**Input material:**

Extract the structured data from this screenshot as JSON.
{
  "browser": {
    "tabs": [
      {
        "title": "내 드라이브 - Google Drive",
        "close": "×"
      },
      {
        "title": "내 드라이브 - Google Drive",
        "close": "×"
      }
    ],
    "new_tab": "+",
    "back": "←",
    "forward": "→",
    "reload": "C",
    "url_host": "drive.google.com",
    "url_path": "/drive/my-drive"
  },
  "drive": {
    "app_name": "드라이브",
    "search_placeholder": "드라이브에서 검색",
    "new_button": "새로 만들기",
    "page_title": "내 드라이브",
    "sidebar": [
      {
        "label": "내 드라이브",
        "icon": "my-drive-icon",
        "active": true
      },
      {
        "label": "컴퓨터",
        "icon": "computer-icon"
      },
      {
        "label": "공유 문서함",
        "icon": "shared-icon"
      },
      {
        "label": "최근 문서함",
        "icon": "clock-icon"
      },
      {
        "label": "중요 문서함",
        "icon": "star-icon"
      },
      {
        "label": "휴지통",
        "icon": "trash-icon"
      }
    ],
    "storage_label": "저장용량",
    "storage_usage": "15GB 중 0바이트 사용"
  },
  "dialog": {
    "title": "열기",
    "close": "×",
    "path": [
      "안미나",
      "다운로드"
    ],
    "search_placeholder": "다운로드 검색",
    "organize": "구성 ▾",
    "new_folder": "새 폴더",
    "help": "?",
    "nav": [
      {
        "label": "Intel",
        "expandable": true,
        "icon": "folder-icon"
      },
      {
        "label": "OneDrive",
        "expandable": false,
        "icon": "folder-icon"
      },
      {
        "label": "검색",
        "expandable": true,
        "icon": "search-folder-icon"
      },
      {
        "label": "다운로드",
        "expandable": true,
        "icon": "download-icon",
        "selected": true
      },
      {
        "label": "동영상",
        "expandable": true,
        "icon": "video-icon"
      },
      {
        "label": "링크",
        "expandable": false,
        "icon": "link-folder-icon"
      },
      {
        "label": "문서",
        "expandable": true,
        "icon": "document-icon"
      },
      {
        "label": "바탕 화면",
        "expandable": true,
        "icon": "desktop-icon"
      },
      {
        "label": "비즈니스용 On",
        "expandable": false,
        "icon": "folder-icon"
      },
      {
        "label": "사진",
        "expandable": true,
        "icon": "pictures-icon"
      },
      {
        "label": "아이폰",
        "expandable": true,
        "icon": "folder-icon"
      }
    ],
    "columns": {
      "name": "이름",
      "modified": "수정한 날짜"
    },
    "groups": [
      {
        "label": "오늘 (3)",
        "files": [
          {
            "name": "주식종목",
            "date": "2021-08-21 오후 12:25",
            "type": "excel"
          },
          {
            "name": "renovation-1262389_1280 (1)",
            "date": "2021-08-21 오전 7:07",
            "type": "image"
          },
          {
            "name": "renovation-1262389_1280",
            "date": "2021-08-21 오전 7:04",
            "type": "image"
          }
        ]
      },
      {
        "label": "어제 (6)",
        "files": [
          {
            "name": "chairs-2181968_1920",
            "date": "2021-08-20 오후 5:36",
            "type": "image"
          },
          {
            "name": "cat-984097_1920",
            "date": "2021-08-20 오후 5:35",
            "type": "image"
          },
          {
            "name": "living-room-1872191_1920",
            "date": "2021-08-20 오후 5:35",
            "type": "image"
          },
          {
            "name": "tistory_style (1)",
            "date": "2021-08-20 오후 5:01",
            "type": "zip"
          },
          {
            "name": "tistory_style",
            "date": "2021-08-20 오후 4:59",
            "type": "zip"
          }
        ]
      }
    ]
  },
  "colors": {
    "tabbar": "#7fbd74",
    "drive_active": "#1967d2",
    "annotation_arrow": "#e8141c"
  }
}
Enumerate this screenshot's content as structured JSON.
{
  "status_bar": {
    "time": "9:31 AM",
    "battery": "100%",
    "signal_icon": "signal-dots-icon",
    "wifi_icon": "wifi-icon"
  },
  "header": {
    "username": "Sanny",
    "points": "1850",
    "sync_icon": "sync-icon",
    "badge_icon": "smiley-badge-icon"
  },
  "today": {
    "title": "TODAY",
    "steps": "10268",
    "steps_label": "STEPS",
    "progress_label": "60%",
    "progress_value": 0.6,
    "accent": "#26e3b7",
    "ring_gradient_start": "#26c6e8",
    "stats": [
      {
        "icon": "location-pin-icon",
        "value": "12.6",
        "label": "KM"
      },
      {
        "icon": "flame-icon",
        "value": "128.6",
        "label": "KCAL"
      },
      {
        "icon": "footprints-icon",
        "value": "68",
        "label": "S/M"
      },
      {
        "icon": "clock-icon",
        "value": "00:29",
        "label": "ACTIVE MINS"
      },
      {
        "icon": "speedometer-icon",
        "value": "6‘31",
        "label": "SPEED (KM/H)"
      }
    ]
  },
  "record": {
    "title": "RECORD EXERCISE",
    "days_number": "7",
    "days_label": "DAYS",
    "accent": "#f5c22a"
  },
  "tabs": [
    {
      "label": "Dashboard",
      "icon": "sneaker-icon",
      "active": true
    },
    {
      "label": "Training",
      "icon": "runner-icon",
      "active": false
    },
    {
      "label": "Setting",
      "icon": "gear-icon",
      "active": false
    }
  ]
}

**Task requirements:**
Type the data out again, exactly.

**Answer:**
Extract the structured data from this screenshot as JSON.
{
  "browser": {
    "tabs": [
      {
        "title": "내 드라이브 - Google Drive",
        "close": "×"
      },
      {
        "title": "내 드라이브 - Google Drive",
        "close": "×"
      }
    ],
    "new_tab": "+",
    "back": "←",
    "forward": "→",
    "reload": "C",
    "url_host": "drive.google.com",
    "url_path": "/drive/my-drive"
  },
  "drive": {
    "app_name": "드라이브",
    "search_placeholder": "드라이브에서 검색",
    "new_button": "새로 만들기",
    "page_title": "내 드라이브",
    "sidebar": [
      {
        "label": "내 드라이브",
        "icon": "my-drive-icon",
        "active": true
      },
      {
        "label": "컴퓨터",
        "icon": "computer-icon"
      },
      {
        "label": "공유 문서함",
        "icon": "shared-icon"
      },
      {
        "label": "최근 문서함",
        "icon": "clock-icon"
      },
      {
        "label": "중요 문서함",
        "icon": "star-icon"
      },
      {
        "label": "휴지통",
        "icon": "trash-icon"
      }
    ],
    "storage_label": "저장용량",
    "storage_usage": "15GB 중 0바이트 사용"
  },
  "dialog": {
    "title": "열기",
    "close": "×",
    "path": [
      "안미나",
      "다운로드"
    ],
    "search_placeholder": "다운로드 검색",
    "organize": "구성 ▾",
    "new_folder": "새 폴더",
    "help": "?",
    "nav": [
      {
        "label": "Intel",
        "expandable": true,
        "icon": "folder-icon"
      },
      {
        "label": "OneDrive",
        "expandable": false,
        "icon": "folder-icon"
      },
      {
        "label": "검색",
        "expandable": true,
        "icon": "search-folder-icon"
      },
      {
        "label": "다운로드",
        "expandable": true,
        "icon": "download-icon",
        "selected": true
      },
      {
        "label": "동영상",
        "expandable": true,
        "icon": "video-icon"
      },
      {
        "label": "링크",
        "expandable": false,
        "icon": "link-folder-icon"
      },
      {
        "label": "문서",
        "expandable": true,
        "icon": "document-icon"
      },
      {
        "label": "바탕 화면",
        "expandable": true,
        "icon": "desktop-icon"
      },
      {
        "label": "비즈니스용 On",
        "expandable": false,
        "icon": "folder-icon"
      },
      {
        "label": "사진",
        "expandable": true,
        "icon": "pictures-icon"
      },
      {
        "label": "아이폰",
        "expandable": true,
        "icon": "folder-icon"
      }
    ],
    "columns": {
      "name": "이름",
      "modified": "수정한 날짜"
    },
    "groups": [
      {
        "label": "오늘 (3)",
        "files": [
          {
            "name": "주식종목",
            "date": "2021-08-21 오후 12:25",
            "type": "excel"
          },
          {
            "name": "renovation-1262389_1280 (1)",
            "date": "2021-08-21 오전 7:07",
            "type": "image"
          },
          {
            "name": "renovation-1262389_1280",
            "date": "2021-08-21 오전 7:04",
            "type": "image"
          }
        ]
      },
      {
        "label": "어제 (6)",
        "files": [
          {
            "name": "chairs-2181968_1920",
            "date": "2021-08-20 오후 5:36",
            "type": "image"
          },
          {
            "name": "cat-984097_1920",
            "date": "2021-08-20 오후 5:35",
            "type": "image"
          },
          {
            "name": "living-room-1872191_1920",
            "date": "2021-08-20 오후 5:35",
            "type": "image"
          },
          {
            "name": "tistory_style (1)",
            "date": "2021-08-20 오후 5:01",
            "type": "zip"
          },
          {
            "name": "tistory_style",
            "date": "2021-08-20 오후 4:59",
            "type": "zip"
          }
        ]
      }
    ]
  },
  "colors": {
    "tabbar": "#7fbd74",
    "drive_active": "#1967d2",
    "annotation_arrow": "#e8141c"
  }
}
Enumerate this screenshot's content as structured JSON.
{
  "status_bar": {
    "time": "9:31 AM",
    "battery": "100%",
    "signal_icon": "signal-dots-icon",
    "wifi_icon": "wifi-icon"
  },
  "header": {
    "username": "Sanny",
    "points": "1850",
    "sync_icon": "sync-icon",
    "badge_icon": "smiley-badge-icon"
  },
  "today": {
    "title": "TODAY",
    "steps": "10268",
    "steps_label": "STEPS",
    "progress_label": "60%",
    "progress_value": 0.6,
    "accent": "#26e3b7",
    "ring_gradient_start": "#26c6e8",
    "stats": [
      {
        "icon": "location-pin-icon",
        "value": "12.6",
        "label": "KM"
      },
      {
        "icon": "flame-icon",
        "value": "128.6",
        "label": "KCAL"
      },
      {
        "icon": "footprints-icon",
        "value": "68",
        "label": "S/M"
      },
      {
        "icon": "clock-icon",
        "value": "00:29",
        "label": "ACTIVE MINS"
      },
      {
        "icon": "speedometer-icon",
        "value": "6‘31",
        "label": "SPEED (KM/H)"
      }
    ]
  },
  "record": {
    "title": "RECORD EXERCISE",
    "days_number": "7",
    "days_label": "DAYS",
    "accent": "#f5c22a"
  },
  "tabs": [
    {
      "label": "Dashboard",
      "icon": "sneaker-icon",
      "active": true
    },
    {
      "label": "Training",
      "icon": "runner-icon",
      "active": false
    },
    {
      "label": "Setting",
      "icon": "gear-icon",
      "active": false
    }
  ]
}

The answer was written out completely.